As said, the voices are hugely important. The better part stands for, well, I have been looking for a description kindly appropriate to define the throat of the band’s chanteur. That guy (pretty sure it’s a ‘he’) growls / pukes out his lungs; these grunts are like demonically possessed, spitting venomous mucus and breathing acid. It comes from deep, so deep, giving a new definition to humane vocal cords. Beastly, diabolic, ragged, unpolished, you name it. Also some Gregorian chants, shouts or other variations do appear once in a while, by the way. The lyrical theme deals with religion and its philosophical approach, and questions about ‘dark versus light’ or ‘life versus death’, about historically influenced theories and ideas on Abrahamic matters, and how church, and about all (monotheistic) beliefs create(d) their own morals and laws.

The guitar-work is of huge importance. There is a variety in leads, with several tremolo-led chapters, mighty dueling excerpts and both discordant and refined melodies. And indeed; despite the unbelievable harshness, the melodic structures are remarkably well-thought. Sometimes it works truly mesmerizing, accompanying my mental state of subconsciousness to a level of semi-static hypnosis. In combination with those rabid growls, this causes both pleasure and discomfort.

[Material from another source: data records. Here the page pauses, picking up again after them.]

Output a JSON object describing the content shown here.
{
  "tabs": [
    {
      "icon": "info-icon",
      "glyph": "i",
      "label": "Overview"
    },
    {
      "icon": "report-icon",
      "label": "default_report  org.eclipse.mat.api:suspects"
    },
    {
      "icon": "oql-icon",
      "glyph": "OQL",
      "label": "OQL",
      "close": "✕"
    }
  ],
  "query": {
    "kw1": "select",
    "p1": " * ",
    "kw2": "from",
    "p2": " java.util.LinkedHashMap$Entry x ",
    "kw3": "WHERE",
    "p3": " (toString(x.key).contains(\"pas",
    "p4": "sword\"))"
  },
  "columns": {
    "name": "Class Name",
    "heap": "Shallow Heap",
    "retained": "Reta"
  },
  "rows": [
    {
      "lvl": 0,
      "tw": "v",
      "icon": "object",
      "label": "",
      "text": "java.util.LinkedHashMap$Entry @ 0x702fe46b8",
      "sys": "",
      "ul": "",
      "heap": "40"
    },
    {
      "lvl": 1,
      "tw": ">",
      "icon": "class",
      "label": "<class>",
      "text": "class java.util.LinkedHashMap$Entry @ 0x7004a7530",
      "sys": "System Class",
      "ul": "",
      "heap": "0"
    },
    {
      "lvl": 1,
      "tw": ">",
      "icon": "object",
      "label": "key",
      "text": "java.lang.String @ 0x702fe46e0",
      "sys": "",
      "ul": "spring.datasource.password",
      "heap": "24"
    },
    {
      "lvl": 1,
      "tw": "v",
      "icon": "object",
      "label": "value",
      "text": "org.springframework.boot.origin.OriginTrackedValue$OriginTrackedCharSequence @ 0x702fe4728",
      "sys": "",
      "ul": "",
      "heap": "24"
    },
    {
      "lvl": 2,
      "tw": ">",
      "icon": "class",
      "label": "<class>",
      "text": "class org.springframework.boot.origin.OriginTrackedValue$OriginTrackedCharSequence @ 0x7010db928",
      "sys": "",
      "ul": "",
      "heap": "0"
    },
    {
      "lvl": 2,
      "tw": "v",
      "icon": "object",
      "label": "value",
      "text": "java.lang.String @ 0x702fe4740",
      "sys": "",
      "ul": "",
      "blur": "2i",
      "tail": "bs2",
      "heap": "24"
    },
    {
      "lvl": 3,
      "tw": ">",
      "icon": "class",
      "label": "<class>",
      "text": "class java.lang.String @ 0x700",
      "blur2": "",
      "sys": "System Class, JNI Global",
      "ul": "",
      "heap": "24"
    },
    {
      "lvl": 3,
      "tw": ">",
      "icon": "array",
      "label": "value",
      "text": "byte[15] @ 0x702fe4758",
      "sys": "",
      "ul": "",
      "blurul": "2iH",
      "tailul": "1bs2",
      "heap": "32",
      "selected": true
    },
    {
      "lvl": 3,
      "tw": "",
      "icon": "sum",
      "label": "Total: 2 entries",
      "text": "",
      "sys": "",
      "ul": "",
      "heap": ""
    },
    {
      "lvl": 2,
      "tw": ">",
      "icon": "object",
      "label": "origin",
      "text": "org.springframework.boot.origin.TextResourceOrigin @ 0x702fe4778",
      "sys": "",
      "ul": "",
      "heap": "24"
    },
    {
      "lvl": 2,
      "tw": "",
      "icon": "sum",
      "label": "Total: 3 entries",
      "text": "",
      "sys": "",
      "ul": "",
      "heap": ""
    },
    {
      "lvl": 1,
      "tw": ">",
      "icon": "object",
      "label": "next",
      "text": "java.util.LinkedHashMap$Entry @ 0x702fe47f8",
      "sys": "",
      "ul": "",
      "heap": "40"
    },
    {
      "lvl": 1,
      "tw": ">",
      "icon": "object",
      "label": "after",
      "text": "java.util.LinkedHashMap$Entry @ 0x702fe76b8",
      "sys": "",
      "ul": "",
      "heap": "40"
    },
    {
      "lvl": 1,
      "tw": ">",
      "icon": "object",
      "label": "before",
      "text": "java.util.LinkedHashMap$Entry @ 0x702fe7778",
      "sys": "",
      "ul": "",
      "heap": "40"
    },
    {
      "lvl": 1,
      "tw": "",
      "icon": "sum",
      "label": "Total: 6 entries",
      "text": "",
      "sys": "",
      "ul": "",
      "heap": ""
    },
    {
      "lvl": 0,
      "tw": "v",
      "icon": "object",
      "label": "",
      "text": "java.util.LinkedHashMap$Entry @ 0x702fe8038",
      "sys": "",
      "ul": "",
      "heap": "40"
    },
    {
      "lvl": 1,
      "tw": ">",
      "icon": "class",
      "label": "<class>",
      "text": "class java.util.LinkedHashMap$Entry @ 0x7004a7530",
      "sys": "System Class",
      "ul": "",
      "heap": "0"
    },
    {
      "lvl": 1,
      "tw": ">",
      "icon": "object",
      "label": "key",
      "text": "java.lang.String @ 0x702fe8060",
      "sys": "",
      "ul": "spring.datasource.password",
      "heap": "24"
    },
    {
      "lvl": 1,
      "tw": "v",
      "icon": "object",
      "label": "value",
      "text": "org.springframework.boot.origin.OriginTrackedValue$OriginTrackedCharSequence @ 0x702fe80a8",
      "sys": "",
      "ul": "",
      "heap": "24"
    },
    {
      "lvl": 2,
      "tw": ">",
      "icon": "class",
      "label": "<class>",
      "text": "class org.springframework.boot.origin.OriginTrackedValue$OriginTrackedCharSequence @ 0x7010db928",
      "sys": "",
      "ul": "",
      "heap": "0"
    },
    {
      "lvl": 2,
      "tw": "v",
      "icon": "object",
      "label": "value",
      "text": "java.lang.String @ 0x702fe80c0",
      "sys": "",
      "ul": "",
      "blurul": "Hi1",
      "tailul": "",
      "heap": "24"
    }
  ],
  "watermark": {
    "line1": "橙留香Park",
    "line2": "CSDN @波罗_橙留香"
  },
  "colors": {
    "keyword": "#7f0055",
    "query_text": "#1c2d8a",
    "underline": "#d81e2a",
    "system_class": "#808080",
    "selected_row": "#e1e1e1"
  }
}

All this gets, as mentioned, decorously supported by a monumental rhythm section. The whole meticulously executed string section (bass and rhythm guitars) lifts the leading part up to a niveau of utter sadistic satisfaction; in its totality, that whole stringed instrumentation rather sounds like a perverted wall of arrogantly executed sonic terror, a permanently growing tsunami one cannot escape from. And then those drums / percussions. Ah, so much variation, yet always perfectly fitting to the concept. Once in a while, it’s fast as lightning, destroying everything that comes its way; then again, the ritual / martial character of specific parts get colored in patterns of black and even more black. A mighty example is the Apocalyptic Doom hymn Affliction Of The Divine (which actually is a reinterpretation of an older track [not the sole one], by the way, originally taken from the so-called 2011-EP). If you would leave all instruments (voices included) behind, just in order to listen to the percussions, it would be a monumental composition on its own for sure.

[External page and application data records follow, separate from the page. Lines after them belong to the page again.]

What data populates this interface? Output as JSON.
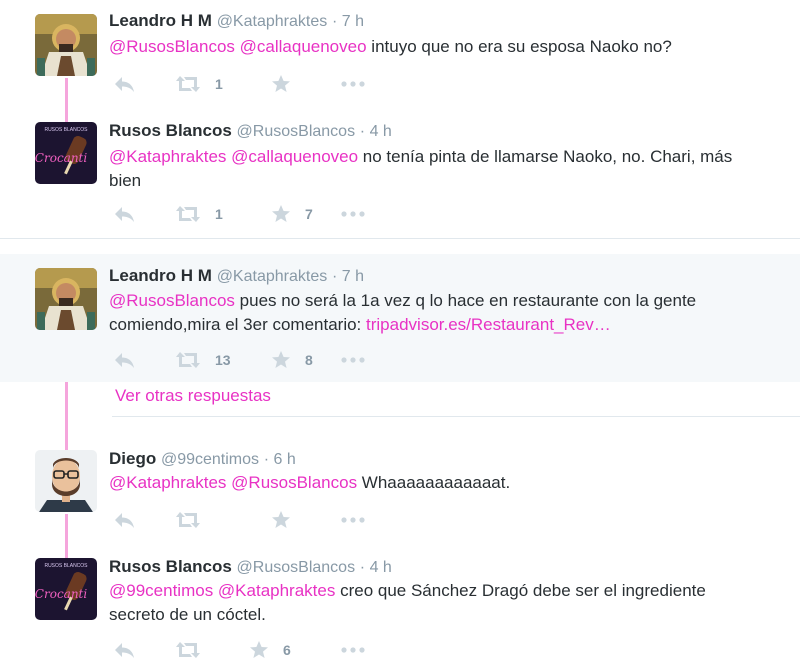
{
  "conversation": {
    "more_replies_label": "Ver otras respuestas",
    "tweets": [
      {
        "fullname": "Leandro H M",
        "username": "@Kataphraktes",
        "time": "· 7 h",
        "mentions": "@RusosBlancos @callaquenoveo",
        "text": " intuyo que no era su esposa Naoko no?",
        "retweets": "1",
        "favorites": ""
      },
      {
        "fullname": "Rusos Blancos",
        "username": "@RusosBlancos",
        "time": "· 4 h",
        "mentions": "@Kataphraktes @callaquenoveo",
        "text": " no tenía pinta de llamarse Naoko, no. Chari, más bien",
        "retweets": "1",
        "favorites": "7"
      },
      {
        "fullname": "Leandro H M",
        "username": "@Kataphraktes",
        "time": "· 7 h",
        "mentions": "@RusosBlancos",
        "text": " pues no será la 1a vez q lo hace en restaurante con la gente comiendo,mira el 3er comentario: ",
        "link": "tripadvisor.es/Restaurant_Rev…",
        "retweets": "13",
        "favorites": "8"
      },
      {
        "fullname": "Diego",
        "username": "@99centimos",
        "time": "· 6 h",
        "mentions": "@Kataphraktes @RusosBlancos",
        "text": " Whaaaaaaaaaaaat.",
        "retweets": "",
        "favorites": ""
      },
      {
        "fullname": "Rusos Blancos",
        "username": "@RusosBlancos",
        "time": "· 4 h",
        "mentions": "@99centimos @Kataphraktes",
        "text": " creo que Sánchez Dragó debe ser el ingrediente secreto de un cóctel.",
        "retweets": "",
        "favorites": "6"
      }
    ]
  },
  "avatars": {
    "leandro": {
      "icon": "mosaic-portrait-avatar",
      "avatar_text": ""
    },
    "rusos": {
      "icon": "crocanti-icecream-avatar",
      "avatar_text": "Crocanti",
      "avatar_top_text": "RUSOS BLANCOS"
    },
    "diego": {
      "icon": "bearded-man-cartoon-avatar"
    }
  },
  "colors": {
    "mention": "#e832c4",
    "thread_line": "#f5a5dc",
    "highlight_bg": "#f5f8fa",
    "meta": "#8899a6",
    "icon": "#ccd6dd"
  }
}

Another thing I do admire is the apposition of Ambient passages. This goes for a limited amount of excerpts ‘within’ some compositions (cf. the album’s introduction), yet for two specific titles on the album too. It works like a nice counterbalance to the monumentally and monolithically heavy better part, and at the very same time it maintains that eldritch, horrific character of the whole album’s conceptual approach. Mingling gloomy drones, confusing percussions, frightening soundwaves and wretched / tortured voices, a ‘song’ (haha) like A.R.F.A. might sound at least as bleak and murky as the intense aural terror from the other elegies on Topheth.

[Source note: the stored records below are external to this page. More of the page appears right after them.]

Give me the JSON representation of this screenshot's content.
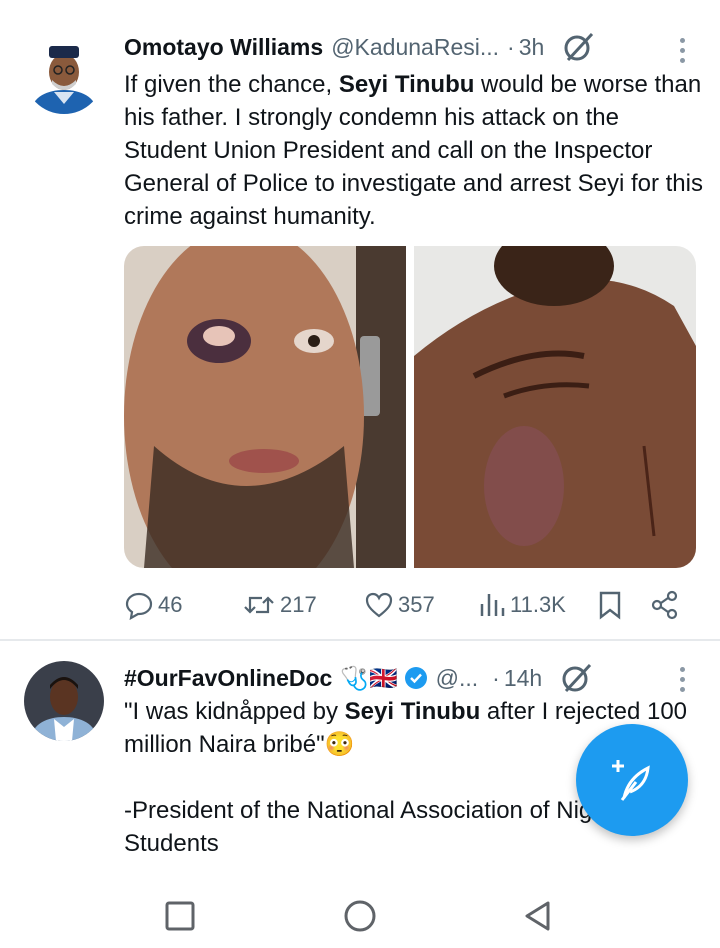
{
  "tweets": [
    {
      "author_name": "Omotayo Williams",
      "handle": "@KadunaResi...",
      "separator": "·",
      "time": "3h",
      "text_before": "If given the chance, ",
      "text_bold": "Seyi Tinubu",
      "text_after": " would be worse than his father. I strongly condemn his attack on the Student Union President and call on the Inspector General of Police to investigate and arrest Seyi for this crime against humanity.",
      "stats": {
        "replies": "46",
        "reposts": "217",
        "likes": "357",
        "views": "11.3K"
      }
    },
    {
      "author_name": "#OurFavOnlineDoc",
      "badges": "🩺🇬🇧",
      "handle": "@...",
      "separator": "·",
      "time": "14h",
      "text_before": "\"I was kidnåpped by ",
      "text_bold": "Seyi Tinubu",
      "text_after": " after I rejected 100 million Naira bribé\"😳",
      "text_line2": "-President of the National Association of Nigerian Students"
    }
  ],
  "colors": {
    "accent": "#1d9bf0",
    "muted": "#536471",
    "text": "#0f1419"
  },
  "icons": {
    "reply": "reply-icon",
    "repost": "repost-icon",
    "like": "heart-icon",
    "views": "views-icon",
    "bookmark": "bookmark-icon",
    "share": "share-icon",
    "grok": "grok-icon",
    "compose": "compose-post-icon"
  }
}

Topheth is (more than) a worthy successor of Gash’khalah, somehow comparable yet introducing new accents, and maybe going little more in-depth too. Or, in short: a must!